## TASK PROMPT
Copy every line from the records below that holds the word "label".

Dataset rows for apps and sites
____________________

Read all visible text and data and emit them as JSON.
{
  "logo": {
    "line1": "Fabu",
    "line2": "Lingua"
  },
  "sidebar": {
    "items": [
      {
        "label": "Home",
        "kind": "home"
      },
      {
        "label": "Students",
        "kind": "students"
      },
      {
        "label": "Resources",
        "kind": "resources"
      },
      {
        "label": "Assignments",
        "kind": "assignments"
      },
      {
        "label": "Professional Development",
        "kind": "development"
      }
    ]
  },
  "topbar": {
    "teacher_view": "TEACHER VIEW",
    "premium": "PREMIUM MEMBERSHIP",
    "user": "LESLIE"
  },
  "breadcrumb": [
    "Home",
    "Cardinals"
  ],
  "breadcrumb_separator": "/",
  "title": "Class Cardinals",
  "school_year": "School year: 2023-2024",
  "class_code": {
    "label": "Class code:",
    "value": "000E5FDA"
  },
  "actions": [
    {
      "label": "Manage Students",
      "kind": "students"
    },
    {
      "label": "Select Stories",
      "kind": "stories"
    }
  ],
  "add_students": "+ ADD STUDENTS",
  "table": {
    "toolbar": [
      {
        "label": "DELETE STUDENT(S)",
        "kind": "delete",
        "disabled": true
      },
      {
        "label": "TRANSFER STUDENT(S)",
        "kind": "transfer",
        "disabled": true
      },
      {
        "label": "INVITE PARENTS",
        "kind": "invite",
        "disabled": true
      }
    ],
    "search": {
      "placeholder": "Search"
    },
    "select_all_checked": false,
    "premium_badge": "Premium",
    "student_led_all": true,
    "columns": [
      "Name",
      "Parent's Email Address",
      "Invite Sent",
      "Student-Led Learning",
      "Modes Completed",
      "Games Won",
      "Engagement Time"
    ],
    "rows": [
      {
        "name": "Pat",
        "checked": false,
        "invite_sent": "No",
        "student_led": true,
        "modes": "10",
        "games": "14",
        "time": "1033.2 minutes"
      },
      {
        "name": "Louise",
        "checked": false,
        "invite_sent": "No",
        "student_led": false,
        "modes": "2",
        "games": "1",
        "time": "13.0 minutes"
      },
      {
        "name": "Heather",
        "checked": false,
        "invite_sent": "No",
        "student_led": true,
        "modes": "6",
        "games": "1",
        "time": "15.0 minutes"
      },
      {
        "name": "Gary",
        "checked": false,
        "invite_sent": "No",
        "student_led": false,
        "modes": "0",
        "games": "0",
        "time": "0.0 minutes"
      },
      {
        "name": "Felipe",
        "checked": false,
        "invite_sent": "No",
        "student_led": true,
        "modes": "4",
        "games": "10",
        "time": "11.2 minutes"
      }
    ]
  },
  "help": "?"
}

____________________

## WRITTEN RESPONSE
        "label": "Home",
        "label": "Students",
        "label": "Resources",
        "label": "Assignments",
        "label": "Professional Development",
    "label": "Class code:",
      "label": "Manage Students",
      "label": "Select Stories",
        "label": "DELETE STUDENT(S)",
        "label": "TRANSFER STUDENT(S)",
        "label": "INVITE PARENTS",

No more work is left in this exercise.